While the exploits of Starbury, Shaq and even the more recent international additions of Li-Ning (D-Wade) and Anta (Klay Thompson) offer new avenues towards creative partnerships, they are not the vaunted company that can buoy Big Baller Brand into a realistic $1 billion USD valuation. Both Chinese mega brands have been unable to make anything louder than a novelty impression on the American market, despite boasting signatures of a Hall of Fame guard and an elite two-way player on the best team in the league. The only thing more disrespectful than a bonafide NBA star without a signature shoe, is a bonafide NBA star holding a signature no one seems to care about.
At the heart of this insistence to co-opt Big Baller Brand with an apparel titan is LaVar’s desperation to not become another tragic American sports story—pushed out of the lives of his sons by a faceless corporation—only allowed to enjoy their success from afar. He told Stephen A. as much on First Take: “You know what I should do? I should tag up and let everybody else make money off my son and when they finished, give him back to me.” There’s this need to not be squeezed out of the picture he’s realized, which is why the man’s been running around the country, pitching prototypes of a signature shoe he’s been cooking up “ever since my boys were born.”
To be fair, this edition of overbearing, entrepreneurial sports dad exists because the NBA’s 19+ age rule, or the one-and-done rule, effectively curbed potential branding efforts of teens and their fathers. Instead, the rule benefited our most virtuous nonprofit institution, the NCAA, by fostering the extra-lucrative flash of one-and-done culture. Even after squaring a deal to send all of his boys to UCLA–accelerating their national title hopes and booster budgets–this shoe deal is the first time LaVar Ball could make his buck. But with LaVar’s rising profile already costing the boys a chance at signing with the big three, Lonzo, LiAngelo and Lamelo must each decipher how deep-rooted and potentially harmful is their father’s desire to live vicariously through them.
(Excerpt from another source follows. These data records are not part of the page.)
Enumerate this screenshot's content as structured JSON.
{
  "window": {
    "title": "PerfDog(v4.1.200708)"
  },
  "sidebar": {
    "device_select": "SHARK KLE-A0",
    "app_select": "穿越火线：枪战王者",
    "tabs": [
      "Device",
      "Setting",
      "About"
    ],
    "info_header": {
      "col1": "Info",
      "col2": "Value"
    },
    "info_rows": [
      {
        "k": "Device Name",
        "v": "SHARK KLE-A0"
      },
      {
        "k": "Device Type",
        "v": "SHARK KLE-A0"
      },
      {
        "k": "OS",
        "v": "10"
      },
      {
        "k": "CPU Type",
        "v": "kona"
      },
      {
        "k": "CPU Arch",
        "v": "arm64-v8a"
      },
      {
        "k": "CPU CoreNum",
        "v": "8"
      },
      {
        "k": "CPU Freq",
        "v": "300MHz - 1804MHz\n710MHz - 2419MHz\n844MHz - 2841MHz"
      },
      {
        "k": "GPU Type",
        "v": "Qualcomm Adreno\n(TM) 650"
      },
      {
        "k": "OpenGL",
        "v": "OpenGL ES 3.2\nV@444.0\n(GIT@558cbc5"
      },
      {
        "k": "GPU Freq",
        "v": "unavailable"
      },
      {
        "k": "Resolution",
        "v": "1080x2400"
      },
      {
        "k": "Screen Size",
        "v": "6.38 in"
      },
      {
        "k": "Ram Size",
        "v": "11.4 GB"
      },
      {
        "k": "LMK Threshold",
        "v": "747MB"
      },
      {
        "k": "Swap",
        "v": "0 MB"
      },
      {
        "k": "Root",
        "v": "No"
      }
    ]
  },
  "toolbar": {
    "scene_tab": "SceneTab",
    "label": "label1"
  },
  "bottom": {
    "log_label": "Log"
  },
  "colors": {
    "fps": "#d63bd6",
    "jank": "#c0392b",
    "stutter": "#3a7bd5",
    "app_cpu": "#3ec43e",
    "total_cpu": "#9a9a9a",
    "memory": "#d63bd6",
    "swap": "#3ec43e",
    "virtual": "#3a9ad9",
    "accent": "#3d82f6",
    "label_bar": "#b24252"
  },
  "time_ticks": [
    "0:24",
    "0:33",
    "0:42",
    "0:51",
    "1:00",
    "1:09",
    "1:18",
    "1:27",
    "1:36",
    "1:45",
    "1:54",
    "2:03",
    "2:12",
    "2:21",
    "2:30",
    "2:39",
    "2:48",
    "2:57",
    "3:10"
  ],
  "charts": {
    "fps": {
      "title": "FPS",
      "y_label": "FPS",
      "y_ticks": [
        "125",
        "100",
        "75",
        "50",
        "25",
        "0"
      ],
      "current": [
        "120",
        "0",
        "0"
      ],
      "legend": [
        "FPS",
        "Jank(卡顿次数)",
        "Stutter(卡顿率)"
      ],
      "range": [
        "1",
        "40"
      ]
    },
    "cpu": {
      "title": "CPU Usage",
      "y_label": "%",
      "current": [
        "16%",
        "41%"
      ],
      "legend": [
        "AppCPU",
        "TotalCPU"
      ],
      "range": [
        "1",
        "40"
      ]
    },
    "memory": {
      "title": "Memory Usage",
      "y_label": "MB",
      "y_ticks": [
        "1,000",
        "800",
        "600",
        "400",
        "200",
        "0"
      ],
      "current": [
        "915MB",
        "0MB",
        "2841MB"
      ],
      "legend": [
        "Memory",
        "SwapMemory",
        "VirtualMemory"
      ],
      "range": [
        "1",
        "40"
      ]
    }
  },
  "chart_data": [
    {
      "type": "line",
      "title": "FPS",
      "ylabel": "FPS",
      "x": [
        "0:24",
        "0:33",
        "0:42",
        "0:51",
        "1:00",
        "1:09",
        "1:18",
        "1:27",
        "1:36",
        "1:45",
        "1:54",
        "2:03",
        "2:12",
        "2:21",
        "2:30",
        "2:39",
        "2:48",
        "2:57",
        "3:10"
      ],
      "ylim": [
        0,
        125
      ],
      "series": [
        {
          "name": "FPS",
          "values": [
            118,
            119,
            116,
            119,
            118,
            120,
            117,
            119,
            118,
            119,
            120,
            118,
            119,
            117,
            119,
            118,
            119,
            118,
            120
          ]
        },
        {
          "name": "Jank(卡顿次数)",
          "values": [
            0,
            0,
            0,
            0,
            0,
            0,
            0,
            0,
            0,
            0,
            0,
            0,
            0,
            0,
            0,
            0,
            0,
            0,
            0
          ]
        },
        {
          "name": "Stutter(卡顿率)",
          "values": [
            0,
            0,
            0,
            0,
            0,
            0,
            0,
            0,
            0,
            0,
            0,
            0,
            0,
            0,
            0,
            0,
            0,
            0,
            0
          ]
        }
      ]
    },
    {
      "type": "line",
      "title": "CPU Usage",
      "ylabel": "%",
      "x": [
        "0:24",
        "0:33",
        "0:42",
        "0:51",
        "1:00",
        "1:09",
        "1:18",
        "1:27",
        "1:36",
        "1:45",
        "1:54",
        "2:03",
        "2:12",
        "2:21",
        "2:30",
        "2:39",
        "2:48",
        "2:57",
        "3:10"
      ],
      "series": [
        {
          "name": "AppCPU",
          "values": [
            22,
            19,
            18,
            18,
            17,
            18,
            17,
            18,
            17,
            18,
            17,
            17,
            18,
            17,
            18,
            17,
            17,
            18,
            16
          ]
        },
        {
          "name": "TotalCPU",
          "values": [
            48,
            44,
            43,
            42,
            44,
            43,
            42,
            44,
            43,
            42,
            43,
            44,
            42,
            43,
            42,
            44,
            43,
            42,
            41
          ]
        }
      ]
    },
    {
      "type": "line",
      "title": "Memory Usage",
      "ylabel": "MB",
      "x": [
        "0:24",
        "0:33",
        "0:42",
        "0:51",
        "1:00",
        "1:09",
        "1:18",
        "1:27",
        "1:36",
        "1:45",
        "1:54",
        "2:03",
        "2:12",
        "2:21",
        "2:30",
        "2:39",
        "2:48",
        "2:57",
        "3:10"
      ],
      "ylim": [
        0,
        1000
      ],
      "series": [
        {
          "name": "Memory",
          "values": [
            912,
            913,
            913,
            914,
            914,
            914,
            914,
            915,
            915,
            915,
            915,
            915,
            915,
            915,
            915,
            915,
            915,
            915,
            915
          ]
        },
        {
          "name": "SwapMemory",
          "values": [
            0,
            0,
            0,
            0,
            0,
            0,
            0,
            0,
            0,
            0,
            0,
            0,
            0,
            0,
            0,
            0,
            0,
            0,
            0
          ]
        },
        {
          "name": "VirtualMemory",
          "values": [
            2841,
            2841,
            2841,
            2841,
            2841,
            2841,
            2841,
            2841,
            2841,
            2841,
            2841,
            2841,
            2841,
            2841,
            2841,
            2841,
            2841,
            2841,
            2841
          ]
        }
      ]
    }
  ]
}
The only thing more disrespectful than a bonafide NBA star without a signature shoe, is a bonafide NBA star holding a signature no one seems to care about.
Without the help of Nike, the future for Big Baller Brand looks bleak at best. Yes, the introductions of Chinese market powers into the NBA, could merit a Li-Ning or Anta x Big Baller Brand signature, but nothing in Big Baller Brand’s current design or LaVar Ball’s leadership suggests that signing to a brand outside of the big three, would be anything more than the firing the starter’s pistol towards irrelevance (ask Klay). The boys can play; the brand, on its own, cannot.
Yet, the frustrating thing about a first take, as annoying and indicative of our sensationalized culture as they are, is that if proven true, the first guy across the line is remembered as a genius. Yes, the Big Baller Brand logo is cause for concern, but if his stints at Chino Hills, Westwood and soon to be an NBA city near you, tell us anything, it’s that LaVar Ball is the level of megalomaniac that lives to tell the world “I Told You So.” If only his hoodies packed as much punch.